▶ [Work task]: Your answer must be the records, copied with no change.

Entries from a dataset of interfaces
= Beginning of Section =
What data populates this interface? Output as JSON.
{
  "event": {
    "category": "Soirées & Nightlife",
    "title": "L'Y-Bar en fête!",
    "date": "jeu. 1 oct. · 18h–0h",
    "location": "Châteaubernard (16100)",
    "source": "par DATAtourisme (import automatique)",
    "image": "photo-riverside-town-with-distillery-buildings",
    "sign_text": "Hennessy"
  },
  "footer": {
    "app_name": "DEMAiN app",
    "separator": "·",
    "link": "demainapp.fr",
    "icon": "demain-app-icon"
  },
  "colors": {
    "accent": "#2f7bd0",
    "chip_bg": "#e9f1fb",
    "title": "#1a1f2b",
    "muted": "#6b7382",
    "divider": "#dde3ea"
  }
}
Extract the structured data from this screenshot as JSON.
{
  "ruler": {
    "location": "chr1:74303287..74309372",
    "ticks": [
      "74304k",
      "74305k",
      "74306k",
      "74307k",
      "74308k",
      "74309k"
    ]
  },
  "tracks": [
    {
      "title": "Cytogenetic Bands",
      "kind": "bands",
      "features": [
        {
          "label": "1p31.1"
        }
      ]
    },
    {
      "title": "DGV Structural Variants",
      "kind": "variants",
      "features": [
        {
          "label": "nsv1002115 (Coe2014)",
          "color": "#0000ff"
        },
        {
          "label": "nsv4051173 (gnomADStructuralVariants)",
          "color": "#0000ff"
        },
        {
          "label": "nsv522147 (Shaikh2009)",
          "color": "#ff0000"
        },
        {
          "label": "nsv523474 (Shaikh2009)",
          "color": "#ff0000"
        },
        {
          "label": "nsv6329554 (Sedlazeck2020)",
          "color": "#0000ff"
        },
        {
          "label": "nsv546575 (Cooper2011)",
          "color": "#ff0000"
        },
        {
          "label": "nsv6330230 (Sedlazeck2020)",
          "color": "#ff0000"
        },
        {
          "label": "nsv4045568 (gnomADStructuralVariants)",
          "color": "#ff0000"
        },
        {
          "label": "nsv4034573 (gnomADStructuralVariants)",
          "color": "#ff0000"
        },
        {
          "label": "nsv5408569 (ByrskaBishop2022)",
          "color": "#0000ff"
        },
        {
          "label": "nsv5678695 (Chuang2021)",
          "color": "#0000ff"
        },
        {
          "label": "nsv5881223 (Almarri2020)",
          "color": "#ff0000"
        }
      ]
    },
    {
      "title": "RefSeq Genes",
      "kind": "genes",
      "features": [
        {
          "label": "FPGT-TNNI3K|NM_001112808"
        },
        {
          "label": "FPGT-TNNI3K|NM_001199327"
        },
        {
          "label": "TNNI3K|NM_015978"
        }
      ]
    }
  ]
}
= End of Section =
▶ [Written response]:
What data populates this interface? Output as JSON.
{
  "event": {
    "category": "Soirées & Nightlife",
    "title": "L'Y-Bar en fête!",
    "date": "jeu. 1 oct. · 18h–0h",
    "location": "Châteaubernard (16100)",
    "source": "par DATAtourisme (import automatique)",
    "image": "photo-riverside-town-with-distillery-buildings",
    "sign_text": "Hennessy"
  },
  "footer": {
    "app_name": "DEMAiN app",
    "separator": "·",
    "link": "demainapp.fr",
    "icon": "demain-app-icon"
  },
  "colors": {
    "accent": "#2f7bd0",
    "chip_bg": "#e9f1fb",
    "title": "#1a1f2b",
    "muted": "#6b7382",
    "divider": "#dde3ea"
  }
}
Extract the structured data from this screenshot as JSON.
{
  "ruler": {
    "location": "chr1:74303287..74309372",
    "ticks": [
      "74304k",
      "74305k",
      "74306k",
      "74307k",
      "74308k",
      "74309k"
    ]
  },
  "tracks": [
    {
      "title": "Cytogenetic Bands",
      "kind": "bands",
      "features": [
        {
          "label": "1p31.1"
        }
      ]
    },
    {
      "title": "DGV Structural Variants",
      "kind": "variants",
      "features": [
        {
          "label": "nsv1002115 (Coe2014)",
          "color": "#0000ff"
        },
        {
          "label": "nsv4051173 (gnomADStructuralVariants)",
          "color": "#0000ff"
        },
        {
          "label": "nsv522147 (Shaikh2009)",
          "color": "#ff0000"
        },
        {
          "label": "nsv523474 (Shaikh2009)",
          "color": "#ff0000"
        },
        {
          "label": "nsv6329554 (Sedlazeck2020)",
          "color": "#0000ff"
        },
        {
          "label": "nsv546575 (Cooper2011)",
          "color": "#ff0000"
        },
        {
          "label": "nsv6330230 (Sedlazeck2020)",
          "color": "#ff0000"
        },
        {
          "label": "nsv4045568 (gnomADStructuralVariants)",
          "color": "#ff0000"
        },
        {
          "label": "nsv4034573 (gnomADStructuralVariants)",
          "color": "#ff0000"
        },
        {
          "label": "nsv5408569 (ByrskaBishop2022)",
          "color": "#0000ff"
        },
        {
          "label": "nsv5678695 (Chuang2021)",
          "color": "#0000ff"
        },
        {
          "label": "nsv5881223 (Almarri2020)",
          "color": "#ff0000"
        }
      ]
    },
    {
      "title": "RefSeq Genes",
      "kind": "genes",
      "features": [
        {
          "label": "FPGT-TNNI3K|NM_001112808"
        },
        {
          "label": "FPGT-TNNI3K|NM_001199327"
        },
        {
          "label": "TNNI3K|NM_015978"
        }
      ]
    }
  ]
}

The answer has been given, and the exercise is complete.